**ABOUT THIS TASK:** All entries below are to be returned in full, exactly as they stand.

**Component data from apps and pages:**
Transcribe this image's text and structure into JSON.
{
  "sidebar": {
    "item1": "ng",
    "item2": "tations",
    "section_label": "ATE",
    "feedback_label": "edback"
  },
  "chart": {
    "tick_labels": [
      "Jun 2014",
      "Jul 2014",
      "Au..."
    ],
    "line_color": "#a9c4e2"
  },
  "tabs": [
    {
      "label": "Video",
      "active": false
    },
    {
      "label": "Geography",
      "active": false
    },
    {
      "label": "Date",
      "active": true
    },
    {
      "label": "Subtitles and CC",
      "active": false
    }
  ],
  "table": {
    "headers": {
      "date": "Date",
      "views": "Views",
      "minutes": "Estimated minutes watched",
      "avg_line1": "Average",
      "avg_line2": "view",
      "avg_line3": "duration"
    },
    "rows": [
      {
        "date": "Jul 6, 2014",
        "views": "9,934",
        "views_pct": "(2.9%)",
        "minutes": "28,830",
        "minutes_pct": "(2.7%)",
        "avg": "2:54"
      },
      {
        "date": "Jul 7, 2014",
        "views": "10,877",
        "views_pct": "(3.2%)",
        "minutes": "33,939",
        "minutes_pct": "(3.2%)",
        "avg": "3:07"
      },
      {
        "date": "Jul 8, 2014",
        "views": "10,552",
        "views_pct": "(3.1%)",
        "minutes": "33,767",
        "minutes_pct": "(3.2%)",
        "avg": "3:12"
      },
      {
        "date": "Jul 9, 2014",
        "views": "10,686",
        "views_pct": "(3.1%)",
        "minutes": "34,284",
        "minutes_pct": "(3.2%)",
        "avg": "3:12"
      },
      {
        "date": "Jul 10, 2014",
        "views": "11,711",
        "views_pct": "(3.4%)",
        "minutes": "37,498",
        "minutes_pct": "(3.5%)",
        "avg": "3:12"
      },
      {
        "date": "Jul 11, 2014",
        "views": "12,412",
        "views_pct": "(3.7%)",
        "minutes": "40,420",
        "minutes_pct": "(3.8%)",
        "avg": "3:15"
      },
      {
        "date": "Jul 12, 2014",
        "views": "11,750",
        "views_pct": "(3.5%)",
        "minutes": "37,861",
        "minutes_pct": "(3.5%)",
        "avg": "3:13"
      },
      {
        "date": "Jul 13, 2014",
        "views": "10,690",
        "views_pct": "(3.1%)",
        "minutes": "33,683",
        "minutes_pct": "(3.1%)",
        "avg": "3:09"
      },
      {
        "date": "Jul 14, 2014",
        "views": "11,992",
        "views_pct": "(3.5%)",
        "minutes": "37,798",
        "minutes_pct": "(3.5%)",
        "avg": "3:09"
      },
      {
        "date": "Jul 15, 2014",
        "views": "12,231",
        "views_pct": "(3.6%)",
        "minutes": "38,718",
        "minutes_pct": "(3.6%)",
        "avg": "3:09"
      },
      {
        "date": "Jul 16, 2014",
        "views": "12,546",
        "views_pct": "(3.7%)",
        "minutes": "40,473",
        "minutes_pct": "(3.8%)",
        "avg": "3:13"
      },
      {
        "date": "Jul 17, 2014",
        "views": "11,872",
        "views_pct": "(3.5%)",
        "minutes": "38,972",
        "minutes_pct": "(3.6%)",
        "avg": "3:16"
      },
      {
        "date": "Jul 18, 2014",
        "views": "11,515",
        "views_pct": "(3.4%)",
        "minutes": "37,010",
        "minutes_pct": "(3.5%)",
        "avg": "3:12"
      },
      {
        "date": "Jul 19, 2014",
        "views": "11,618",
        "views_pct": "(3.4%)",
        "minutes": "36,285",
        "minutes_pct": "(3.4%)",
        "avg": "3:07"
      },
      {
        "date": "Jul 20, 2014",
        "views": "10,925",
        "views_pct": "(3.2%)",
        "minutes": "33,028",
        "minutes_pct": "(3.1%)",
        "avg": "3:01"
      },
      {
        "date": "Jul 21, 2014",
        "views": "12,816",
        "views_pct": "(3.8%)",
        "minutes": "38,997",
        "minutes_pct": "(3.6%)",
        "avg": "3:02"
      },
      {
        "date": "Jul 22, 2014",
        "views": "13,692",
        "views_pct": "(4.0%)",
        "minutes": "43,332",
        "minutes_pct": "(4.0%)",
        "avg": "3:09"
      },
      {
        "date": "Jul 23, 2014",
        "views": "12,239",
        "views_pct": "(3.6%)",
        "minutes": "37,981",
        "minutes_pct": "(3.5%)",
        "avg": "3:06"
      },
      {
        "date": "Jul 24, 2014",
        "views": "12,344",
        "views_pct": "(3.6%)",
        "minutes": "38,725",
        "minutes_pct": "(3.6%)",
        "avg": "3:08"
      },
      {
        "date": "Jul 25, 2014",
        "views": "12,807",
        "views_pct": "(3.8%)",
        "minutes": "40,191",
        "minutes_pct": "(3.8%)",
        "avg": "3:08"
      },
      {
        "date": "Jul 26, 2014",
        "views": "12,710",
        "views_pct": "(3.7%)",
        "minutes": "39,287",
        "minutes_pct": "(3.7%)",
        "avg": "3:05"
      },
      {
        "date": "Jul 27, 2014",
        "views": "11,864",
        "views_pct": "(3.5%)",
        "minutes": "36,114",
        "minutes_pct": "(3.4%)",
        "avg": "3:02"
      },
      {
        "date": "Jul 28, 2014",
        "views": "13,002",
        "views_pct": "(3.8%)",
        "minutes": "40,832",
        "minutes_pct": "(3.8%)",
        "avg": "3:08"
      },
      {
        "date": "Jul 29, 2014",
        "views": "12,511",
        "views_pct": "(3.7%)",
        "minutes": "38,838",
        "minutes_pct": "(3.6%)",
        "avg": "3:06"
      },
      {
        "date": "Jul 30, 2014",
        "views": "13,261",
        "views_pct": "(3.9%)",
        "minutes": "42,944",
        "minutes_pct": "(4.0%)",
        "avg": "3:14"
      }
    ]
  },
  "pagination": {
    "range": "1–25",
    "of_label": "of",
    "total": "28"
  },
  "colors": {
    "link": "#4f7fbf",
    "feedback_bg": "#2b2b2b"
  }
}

**RESULT FOR THIS EXERCISE:**
Transcribe this image's text and structure into JSON.
{
  "sidebar": {
    "item1": "ng",
    "item2": "tations",
    "section_label": "ATE",
    "feedback_label": "edback"
  },
  "chart": {
    "tick_labels": [
      "Jun 2014",
      "Jul 2014",
      "Au..."
    ],
    "line_color": "#a9c4e2"
  },
  "tabs": [
    {
      "label": "Video",
      "active": false
    },
    {
      "label": "Geography",
      "active": false
    },
    {
      "label": "Date",
      "active": true
    },
    {
      "label": "Subtitles and CC",
      "active": false
    }
  ],
  "table": {
    "headers": {
      "date": "Date",
      "views": "Views",
      "minutes": "Estimated minutes watched",
      "avg_line1": "Average",
      "avg_line2": "view",
      "avg_line3": "duration"
    },
    "rows": [
      {
        "date": "Jul 6, 2014",
        "views": "9,934",
        "views_pct": "(2.9%)",
        "minutes": "28,830",
        "minutes_pct": "(2.7%)",
        "avg": "2:54"
      },
      {
        "date": "Jul 7, 2014",
        "views": "10,877",
        "views_pct": "(3.2%)",
        "minutes": "33,939",
        "minutes_pct": "(3.2%)",
        "avg": "3:07"
      },
      {
        "date": "Jul 8, 2014",
        "views": "10,552",
        "views_pct": "(3.1%)",
        "minutes": "33,767",
        "minutes_pct": "(3.2%)",
        "avg": "3:12"
      },
      {
        "date": "Jul 9, 2014",
        "views": "10,686",
        "views_pct": "(3.1%)",
        "minutes": "34,284",
        "minutes_pct": "(3.2%)",
        "avg": "3:12"
      },
      {
        "date": "Jul 10, 2014",
        "views": "11,711",
        "views_pct": "(3.4%)",
        "minutes": "37,498",
        "minutes_pct": "(3.5%)",
        "avg": "3:12"
      },
      {
        "date": "Jul 11, 2014",
        "views": "12,412",
        "views_pct": "(3.7%)",
        "minutes": "40,420",
        "minutes_pct": "(3.8%)",
        "avg": "3:15"
      },
      {
        "date": "Jul 12, 2014",
        "views": "11,750",
        "views_pct": "(3.5%)",
        "minutes": "37,861",
        "minutes_pct": "(3.5%)",
        "avg": "3:13"
      },
      {
        "date": "Jul 13, 2014",
        "views": "10,690",
        "views_pct": "(3.1%)",
        "minutes": "33,683",
        "minutes_pct": "(3.1%)",
        "avg": "3:09"
      },
      {
        "date": "Jul 14, 2014",
        "views": "11,992",
        "views_pct": "(3.5%)",
        "minutes": "37,798",
        "minutes_pct": "(3.5%)",
        "avg": "3:09"
      },
      {
        "date": "Jul 15, 2014",
        "views": "12,231",
        "views_pct": "(3.6%)",
        "minutes": "38,718",
        "minutes_pct": "(3.6%)",
        "avg": "3:09"
      },
      {
        "date": "Jul 16, 2014",
        "views": "12,546",
        "views_pct": "(3.7%)",
        "minutes": "40,473",
        "minutes_pct": "(3.8%)",
        "avg": "3:13"
      },
      {
        "date": "Jul 17, 2014",
        "views": "11,872",
        "views_pct": "(3.5%)",
        "minutes": "38,972",
        "minutes_pct": "(3.6%)",
        "avg": "3:16"
      },
      {
        "date": "Jul 18, 2014",
        "views": "11,515",
        "views_pct": "(3.4%)",
        "minutes": "37,010",
        "minutes_pct": "(3.5%)",
        "avg": "3:12"
      },
      {
        "date": "Jul 19, 2014",
        "views": "11,618",
        "views_pct": "(3.4%)",
        "minutes": "36,285",
        "minutes_pct": "(3.4%)",
        "avg": "3:07"
      },
      {
        "date": "Jul 20, 2014",
        "views": "10,925",
        "views_pct": "(3.2%)",
        "minutes": "33,028",
        "minutes_pct": "(3.1%)",
        "avg": "3:01"
      },
      {
        "date": "Jul 21, 2014",
        "views": "12,816",
        "views_pct": "(3.8%)",
        "minutes": "38,997",
        "minutes_pct": "(3.6%)",
        "avg": "3:02"
      },
      {
        "date": "Jul 22, 2014",
        "views": "13,692",
        "views_pct": "(4.0%)",
        "minutes": "43,332",
        "minutes_pct": "(4.0%)",
        "avg": "3:09"
      },
      {
        "date": "Jul 23, 2014",
        "views": "12,239",
        "views_pct": "(3.6%)",
        "minutes": "37,981",
        "minutes_pct": "(3.5%)",
        "avg": "3:06"
      },
      {
        "date": "Jul 24, 2014",
        "views": "12,344",
        "views_pct": "(3.6%)",
        "minutes": "38,725",
        "minutes_pct": "(3.6%)",
        "avg": "3:08"
      },
      {
        "date": "Jul 25, 2014",
        "views": "12,807",
        "views_pct": "(3.8%)",
        "minutes": "40,191",
        "minutes_pct": "(3.8%)",
        "avg": "3:08"
      },
      {
        "date": "Jul 26, 2014",
        "views": "12,710",
        "views_pct": "(3.7%)",
        "minutes": "39,287",
        "minutes_pct": "(3.7%)",
        "avg": "3:05"
      },
      {
        "date": "Jul 27, 2014",
        "views": "11,864",
        "views_pct": "(3.5%)",
        "minutes": "36,114",
        "minutes_pct": "(3.4%)",
        "avg": "3:02"
      },
      {
        "date": "Jul 28, 2014",
        "views": "13,002",
        "views_pct": "(3.8%)",
        "minutes": "40,832",
        "minutes_pct": "(3.8%)",
        "avg": "3:08"
      },
      {
        "date": "Jul 29, 2014",
        "views": "12,511",
        "views_pct": "(3.7%)",
        "minutes": "38,838",
        "minutes_pct": "(3.6%)",
        "avg": "3:06"
      },
      {
        "date": "Jul 30, 2014",
        "views": "13,261",
        "views_pct": "(3.9%)",
        "minutes": "42,944",
        "minutes_pct": "(4.0%)",
        "avg": "3:14"
      }
    ]
  },
  "pagination": {
    "range": "1–25",
    "of_label": "of",
    "total": "28"
  },
  "colors": {
    "link": "#4f7fbf",
    "feedback_bg": "#2b2b2b"
  }
}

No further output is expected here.